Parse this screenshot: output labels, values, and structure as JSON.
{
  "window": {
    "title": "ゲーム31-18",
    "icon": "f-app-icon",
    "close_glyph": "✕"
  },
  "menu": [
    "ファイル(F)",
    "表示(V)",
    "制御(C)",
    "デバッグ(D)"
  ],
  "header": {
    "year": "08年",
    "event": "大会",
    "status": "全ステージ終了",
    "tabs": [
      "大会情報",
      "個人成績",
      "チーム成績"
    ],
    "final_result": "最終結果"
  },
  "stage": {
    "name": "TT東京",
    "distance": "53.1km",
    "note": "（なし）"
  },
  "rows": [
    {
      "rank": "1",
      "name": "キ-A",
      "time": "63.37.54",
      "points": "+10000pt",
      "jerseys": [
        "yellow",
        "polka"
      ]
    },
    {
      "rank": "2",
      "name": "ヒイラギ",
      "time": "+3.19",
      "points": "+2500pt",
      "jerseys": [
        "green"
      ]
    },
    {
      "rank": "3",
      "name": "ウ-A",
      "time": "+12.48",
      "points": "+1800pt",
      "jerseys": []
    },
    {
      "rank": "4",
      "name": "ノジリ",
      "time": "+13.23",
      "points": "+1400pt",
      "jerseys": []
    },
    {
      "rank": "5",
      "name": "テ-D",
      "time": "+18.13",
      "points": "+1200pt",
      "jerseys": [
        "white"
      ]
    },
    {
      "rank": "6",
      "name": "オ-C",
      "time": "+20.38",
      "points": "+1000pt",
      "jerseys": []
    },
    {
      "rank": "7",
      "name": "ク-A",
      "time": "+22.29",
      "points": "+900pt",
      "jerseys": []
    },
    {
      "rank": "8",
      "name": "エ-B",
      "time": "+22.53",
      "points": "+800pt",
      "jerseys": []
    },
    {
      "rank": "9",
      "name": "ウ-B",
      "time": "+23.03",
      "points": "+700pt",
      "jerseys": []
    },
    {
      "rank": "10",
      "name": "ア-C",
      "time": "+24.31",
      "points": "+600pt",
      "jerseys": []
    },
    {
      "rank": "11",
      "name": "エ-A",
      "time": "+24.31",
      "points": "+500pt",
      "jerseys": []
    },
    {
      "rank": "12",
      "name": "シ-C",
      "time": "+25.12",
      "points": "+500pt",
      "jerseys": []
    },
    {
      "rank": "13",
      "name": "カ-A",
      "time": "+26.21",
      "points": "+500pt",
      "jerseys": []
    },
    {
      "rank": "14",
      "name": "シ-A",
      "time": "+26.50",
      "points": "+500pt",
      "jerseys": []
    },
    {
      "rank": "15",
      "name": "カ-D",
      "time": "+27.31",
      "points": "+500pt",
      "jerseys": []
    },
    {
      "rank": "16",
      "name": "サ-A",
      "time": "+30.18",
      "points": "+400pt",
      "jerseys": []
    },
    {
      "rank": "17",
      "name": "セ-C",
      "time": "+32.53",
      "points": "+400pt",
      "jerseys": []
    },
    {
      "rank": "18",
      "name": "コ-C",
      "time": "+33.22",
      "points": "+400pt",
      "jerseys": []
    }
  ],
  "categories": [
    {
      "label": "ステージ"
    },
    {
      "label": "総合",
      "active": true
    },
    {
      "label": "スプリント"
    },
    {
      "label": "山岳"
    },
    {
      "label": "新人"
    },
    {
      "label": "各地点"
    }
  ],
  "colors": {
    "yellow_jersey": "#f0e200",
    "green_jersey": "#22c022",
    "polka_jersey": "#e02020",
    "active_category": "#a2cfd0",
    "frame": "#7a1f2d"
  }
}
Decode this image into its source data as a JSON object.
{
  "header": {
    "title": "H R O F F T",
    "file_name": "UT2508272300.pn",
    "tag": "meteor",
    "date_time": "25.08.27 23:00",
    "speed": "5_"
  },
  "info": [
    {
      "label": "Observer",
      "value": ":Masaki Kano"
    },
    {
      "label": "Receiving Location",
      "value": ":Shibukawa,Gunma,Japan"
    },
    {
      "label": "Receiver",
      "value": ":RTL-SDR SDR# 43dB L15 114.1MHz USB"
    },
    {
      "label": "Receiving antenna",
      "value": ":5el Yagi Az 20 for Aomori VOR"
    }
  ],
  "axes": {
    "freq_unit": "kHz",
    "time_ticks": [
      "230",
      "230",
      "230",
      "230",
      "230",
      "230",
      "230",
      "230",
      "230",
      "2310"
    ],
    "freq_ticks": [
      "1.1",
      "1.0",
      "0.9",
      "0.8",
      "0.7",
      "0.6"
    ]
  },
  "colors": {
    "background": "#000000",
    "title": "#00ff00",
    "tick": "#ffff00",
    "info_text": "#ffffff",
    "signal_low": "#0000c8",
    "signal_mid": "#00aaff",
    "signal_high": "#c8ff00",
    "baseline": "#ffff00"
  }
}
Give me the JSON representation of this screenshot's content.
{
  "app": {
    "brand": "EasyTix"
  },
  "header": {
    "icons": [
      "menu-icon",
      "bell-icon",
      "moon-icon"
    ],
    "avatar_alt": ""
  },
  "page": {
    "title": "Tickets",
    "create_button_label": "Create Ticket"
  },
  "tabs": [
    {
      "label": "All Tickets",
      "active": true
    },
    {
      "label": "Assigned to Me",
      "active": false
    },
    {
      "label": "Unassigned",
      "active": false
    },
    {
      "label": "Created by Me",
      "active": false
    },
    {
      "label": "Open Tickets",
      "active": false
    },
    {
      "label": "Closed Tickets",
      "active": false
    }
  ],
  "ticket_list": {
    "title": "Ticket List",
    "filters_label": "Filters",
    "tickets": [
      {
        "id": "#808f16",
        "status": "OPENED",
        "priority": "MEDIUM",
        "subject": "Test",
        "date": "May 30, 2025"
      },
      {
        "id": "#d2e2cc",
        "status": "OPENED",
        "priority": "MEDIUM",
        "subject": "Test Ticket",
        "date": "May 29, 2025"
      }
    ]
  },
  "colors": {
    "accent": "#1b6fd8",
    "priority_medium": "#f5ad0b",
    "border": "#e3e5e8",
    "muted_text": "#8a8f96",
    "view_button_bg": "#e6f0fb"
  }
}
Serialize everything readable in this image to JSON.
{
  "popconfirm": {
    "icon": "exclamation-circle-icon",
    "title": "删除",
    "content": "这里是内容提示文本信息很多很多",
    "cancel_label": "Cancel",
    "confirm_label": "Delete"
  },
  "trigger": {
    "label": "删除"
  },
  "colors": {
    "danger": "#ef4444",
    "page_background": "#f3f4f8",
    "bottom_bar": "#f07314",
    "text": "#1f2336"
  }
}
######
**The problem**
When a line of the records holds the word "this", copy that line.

**Solution**
Parse this screenshot: output labels, values, and structure as JSON.
Decode this image into its source data as a JSON object.
Give me the JSON representation of this screenshot's content.
Serialize everything readable in this image to JSON.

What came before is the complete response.